Institution Queen's University, Belfast


Phonetic spelling of name: Ee-fah

Pronouns: she/her

School: School of Biological Sciences

Project: Energetics and survival of an apex predator – the African lion – in a rapidly changing environment

Supervisors: Dr Mike Scantlebury &Prof John Speakman

Undergraduate Education: MSci Zoology with Professional Studies, Queen’s University Belfast

Postgraduate Education: N/A

Research: Apex predators play a vital role in ecosystem functionality, their extirpation can cause trophic cascades that have the potential to reduce overall biodiversity, increase crop losses, and even alter habitat morphology. Their economic importance to the tourism industry and their cultural significance also cannot be ignored. Despite this, apex predators’ numbers and ranges have been decimated worldwide as a result of human-mediated habitat degradation and loss, and increasing persecution by a burgeoning human population. Apex predators are considered particularly vulnerable to environmental disturbance.

Behavioural plasticity is one of the key ways in which animals respond to environmental challenges, but these responses may be limited by increasingly extreme climate fluctuations. Although predators are thought to intersperse energetically demanding behaviours such as prey searches and hunting with large swathes of resting behaviour, this careful balance may be thrown into disarray by progressively erratic climate conditions and limited prey availability. Among predators facing such pressures are African lions. My research efforts will be focusing on the desert lions situated in the Kalahari region of southern Africa. This region is a rare stronghold for the species, ostensibly because the area is too barren for agriculture and has lower levels of human settlement. However, its aridity introduces unique ecological conditions wherein animals must compete for limited resources.

As a species, lions future persistence is tenuous; given changes in climate conditions and increasingly unpredictable temperatures, rainfall, and prey availability. This work will be novel in developing mechanistic models (in contrast to traditionally used correlative models) of climate adaptations, against which future climate change scenarios will be forecast.

Project aims:

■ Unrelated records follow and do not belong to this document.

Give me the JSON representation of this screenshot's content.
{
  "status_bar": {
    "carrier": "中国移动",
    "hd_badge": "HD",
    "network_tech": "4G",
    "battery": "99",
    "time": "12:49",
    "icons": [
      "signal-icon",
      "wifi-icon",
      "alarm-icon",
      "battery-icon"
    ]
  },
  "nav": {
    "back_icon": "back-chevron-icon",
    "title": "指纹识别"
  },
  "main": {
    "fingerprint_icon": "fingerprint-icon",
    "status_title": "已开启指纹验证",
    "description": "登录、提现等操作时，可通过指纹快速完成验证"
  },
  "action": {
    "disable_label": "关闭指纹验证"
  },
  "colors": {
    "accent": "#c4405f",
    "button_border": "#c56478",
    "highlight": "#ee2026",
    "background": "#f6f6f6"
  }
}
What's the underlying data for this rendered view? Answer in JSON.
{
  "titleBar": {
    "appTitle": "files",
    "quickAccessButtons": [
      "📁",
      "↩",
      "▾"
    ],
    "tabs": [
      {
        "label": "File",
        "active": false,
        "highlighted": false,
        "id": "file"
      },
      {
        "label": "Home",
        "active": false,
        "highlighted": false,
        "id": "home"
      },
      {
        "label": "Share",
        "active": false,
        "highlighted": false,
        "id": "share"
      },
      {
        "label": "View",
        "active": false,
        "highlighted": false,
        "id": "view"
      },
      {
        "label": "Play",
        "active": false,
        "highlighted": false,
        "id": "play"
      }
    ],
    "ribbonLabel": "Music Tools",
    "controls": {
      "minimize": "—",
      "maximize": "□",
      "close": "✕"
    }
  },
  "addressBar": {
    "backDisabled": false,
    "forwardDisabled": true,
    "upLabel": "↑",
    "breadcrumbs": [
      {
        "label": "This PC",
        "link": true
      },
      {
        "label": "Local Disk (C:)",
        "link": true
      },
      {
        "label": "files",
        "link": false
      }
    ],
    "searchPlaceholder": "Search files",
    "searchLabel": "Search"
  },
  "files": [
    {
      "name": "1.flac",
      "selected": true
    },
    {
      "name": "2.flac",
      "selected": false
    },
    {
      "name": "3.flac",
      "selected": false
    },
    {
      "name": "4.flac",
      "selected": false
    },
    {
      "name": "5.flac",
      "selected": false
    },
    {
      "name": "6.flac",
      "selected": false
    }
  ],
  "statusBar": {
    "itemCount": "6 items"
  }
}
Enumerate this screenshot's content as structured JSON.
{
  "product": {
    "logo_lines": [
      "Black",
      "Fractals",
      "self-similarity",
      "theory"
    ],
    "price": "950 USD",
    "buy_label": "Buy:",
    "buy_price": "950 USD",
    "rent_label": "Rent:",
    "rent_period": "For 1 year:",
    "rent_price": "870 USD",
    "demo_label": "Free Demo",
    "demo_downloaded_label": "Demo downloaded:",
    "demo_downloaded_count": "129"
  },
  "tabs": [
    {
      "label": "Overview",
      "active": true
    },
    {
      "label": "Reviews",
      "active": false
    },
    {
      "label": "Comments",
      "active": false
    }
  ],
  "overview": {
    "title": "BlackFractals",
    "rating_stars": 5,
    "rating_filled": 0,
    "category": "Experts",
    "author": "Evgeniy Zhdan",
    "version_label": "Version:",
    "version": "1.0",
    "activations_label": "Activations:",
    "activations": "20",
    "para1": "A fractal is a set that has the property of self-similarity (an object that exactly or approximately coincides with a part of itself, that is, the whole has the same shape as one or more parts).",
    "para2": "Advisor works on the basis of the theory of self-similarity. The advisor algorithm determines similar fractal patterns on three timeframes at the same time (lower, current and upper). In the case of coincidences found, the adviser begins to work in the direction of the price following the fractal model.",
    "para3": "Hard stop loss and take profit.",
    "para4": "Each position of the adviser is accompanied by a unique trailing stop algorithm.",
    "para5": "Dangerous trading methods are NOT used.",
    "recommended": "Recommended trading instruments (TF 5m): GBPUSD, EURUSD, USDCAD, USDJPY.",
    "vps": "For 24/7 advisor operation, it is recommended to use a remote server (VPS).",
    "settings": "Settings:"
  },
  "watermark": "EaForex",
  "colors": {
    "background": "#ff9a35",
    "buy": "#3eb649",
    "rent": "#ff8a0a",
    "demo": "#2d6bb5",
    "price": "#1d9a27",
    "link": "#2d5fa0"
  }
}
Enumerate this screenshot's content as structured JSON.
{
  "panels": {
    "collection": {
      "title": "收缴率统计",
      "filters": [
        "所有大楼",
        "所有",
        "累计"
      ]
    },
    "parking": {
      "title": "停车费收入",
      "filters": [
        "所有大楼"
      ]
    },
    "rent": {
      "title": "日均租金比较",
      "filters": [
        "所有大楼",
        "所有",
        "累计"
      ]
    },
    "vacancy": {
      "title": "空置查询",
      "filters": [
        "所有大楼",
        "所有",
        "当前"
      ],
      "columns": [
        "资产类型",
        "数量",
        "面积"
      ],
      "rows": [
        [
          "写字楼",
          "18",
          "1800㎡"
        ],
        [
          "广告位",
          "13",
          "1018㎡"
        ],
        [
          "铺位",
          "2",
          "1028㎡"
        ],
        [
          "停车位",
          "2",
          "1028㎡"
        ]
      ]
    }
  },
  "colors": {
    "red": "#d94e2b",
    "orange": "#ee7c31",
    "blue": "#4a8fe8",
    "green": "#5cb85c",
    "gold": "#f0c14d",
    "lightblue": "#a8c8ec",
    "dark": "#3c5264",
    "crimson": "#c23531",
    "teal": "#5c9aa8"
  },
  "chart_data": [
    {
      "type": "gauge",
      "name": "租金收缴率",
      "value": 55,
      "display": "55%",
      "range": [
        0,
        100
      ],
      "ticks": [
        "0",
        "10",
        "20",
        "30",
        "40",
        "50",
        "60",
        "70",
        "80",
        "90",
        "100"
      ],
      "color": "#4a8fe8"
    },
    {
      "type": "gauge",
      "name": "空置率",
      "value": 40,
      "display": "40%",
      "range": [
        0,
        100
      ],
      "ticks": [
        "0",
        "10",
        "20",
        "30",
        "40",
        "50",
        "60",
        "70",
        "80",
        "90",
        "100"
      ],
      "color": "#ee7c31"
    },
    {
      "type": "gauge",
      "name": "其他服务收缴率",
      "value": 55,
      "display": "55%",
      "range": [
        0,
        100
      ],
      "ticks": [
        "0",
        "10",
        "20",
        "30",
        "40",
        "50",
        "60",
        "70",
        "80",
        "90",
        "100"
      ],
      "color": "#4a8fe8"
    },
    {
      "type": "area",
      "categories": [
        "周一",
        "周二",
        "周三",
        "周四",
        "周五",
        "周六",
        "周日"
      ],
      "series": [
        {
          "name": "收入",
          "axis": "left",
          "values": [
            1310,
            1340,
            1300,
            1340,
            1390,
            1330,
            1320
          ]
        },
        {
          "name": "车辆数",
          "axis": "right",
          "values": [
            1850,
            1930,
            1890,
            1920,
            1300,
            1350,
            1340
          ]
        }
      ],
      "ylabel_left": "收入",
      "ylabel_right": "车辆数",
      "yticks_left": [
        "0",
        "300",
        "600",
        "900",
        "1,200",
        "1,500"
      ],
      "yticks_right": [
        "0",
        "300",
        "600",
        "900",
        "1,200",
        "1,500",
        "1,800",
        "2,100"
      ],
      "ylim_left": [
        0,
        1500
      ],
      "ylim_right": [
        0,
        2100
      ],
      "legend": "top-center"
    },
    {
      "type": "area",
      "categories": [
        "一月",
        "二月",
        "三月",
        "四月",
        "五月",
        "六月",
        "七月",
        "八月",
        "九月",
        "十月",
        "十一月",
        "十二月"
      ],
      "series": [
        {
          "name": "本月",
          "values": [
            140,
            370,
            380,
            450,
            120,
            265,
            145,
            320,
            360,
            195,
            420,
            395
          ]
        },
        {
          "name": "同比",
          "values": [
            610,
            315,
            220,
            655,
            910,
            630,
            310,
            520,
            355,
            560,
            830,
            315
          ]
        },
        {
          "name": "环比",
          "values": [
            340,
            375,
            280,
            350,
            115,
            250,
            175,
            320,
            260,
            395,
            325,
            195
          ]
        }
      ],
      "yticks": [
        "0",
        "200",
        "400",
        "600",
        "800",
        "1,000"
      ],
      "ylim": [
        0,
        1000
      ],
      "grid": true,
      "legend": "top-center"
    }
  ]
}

  1. investigate variation in behaviour profiles using state-of-the-art animal-borne sensor and logging techniques
  2. determine daily energy expenditure using the doubly labelled water (DLW) technique which is associated with behaviour profiles
  3. model how climate change will affect species’ ability to cope with future climate conditions